IMPORTANT SAFETY INFORMATION

Do not take XADAGO if you:

  • Take another medicine called monoamine oxidase inhibitors (MAOIs), as it could cause a sudden severe increase in your blood pressure.
  • Take an opioid drug, St. John’s wort, serotonin‐norepinephrine reuptake inhibitors (SNRIs), tricyclic antidepressants, tetracyclic antidepressants, triazolopyridine antidepressants, cyclobenzaprine, methylphenidate, amphetamine, or similar drugs because it could be life‐threatening.
  • Take a medicine used to treat a cough or cold called dextromethorphan, as this has been reported to cause episodes of psychosis or abnormal behavior.
  • Have a history of an allergic reaction to safinamide, as this can cause swelling of the tongue and mouth and trouble breathing.
  • Have severe liver disease. Do not exceed a dose of 50mg per day of XADAGO if you have moderate liver disease.

Before taking XADAGO, tell your healthcare provider about: All the medicines that you take or plan to take. Especially tell your healthcare provider if you take selective serotonin reuptake inhibitors (SSRIs), meperidine, methadone, propoxyphene, tramadol, or metoclopramide.

While taking XADAGO you should avoid: Certain foods and beverages that are high in tyramine such as aged, fermented, cured, smoked, and pickled foods. Do not drive, operate machinery, or work in high places or do other dangerous activities until you know how XADAGO affects you.

Possible serious side effects of XADAGO:

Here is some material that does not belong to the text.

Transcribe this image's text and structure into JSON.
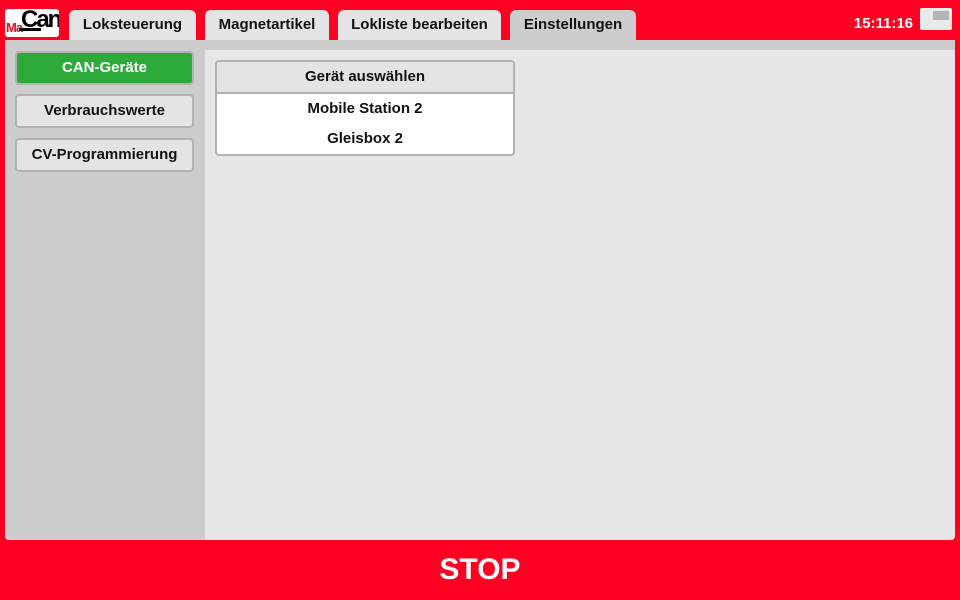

  • High blood pressure or make your high blood pressure worse. XADAGO may raise your blood pressure or make your high blood pressure worse. Possible symptoms of an unsafe rise in blood pressure include severe headache, blurred vision, confusion, seizures, shortness of breath, severe anxiety, and nausea and vomiting.
  • Serotonin syndrome. Potentially life‐threatening problem called serotonin syndrome can happen when taking XADAGO with certain other medicines. Symptoms may include agitation, hallucinations, coma, changes in mental status, seizures, problems controlling your movements or muscle twitching, sweating or fever, nausea or vomiting, fast heartbeat, muscle stiffness or tightness, or diarrhea.
  • Falling asleep during normal activities.
  • Uncontrolled, sudden movements (dyskinesia) or make such movements worse.
  • Hallucinations and other psychosis. XADAGO can cause or worsen symptoms of seeing or hearing things that are not real, confusion, agitation, delusional beliefs, and disorganized thinking.
  • Unusual urges or inability to control these urges.
  • Problems with retina in your eye (retinal changes). Tell your healthcare provider if your eyesight changes.

The most common side effects of XADAGO include:

Uncontrolled, sudden movements (dyskinesia), falls, nausea, trouble sleeping or falling asleep.

Please refer to the Medication Guide for additional important patient information.

You are encouraged to report negative side effects of prescription drugs to the FDA. Visit www.fda.gov/medwatch or call 1-800-FDA-1088.

Please see full Prescribing Information and Patient Information.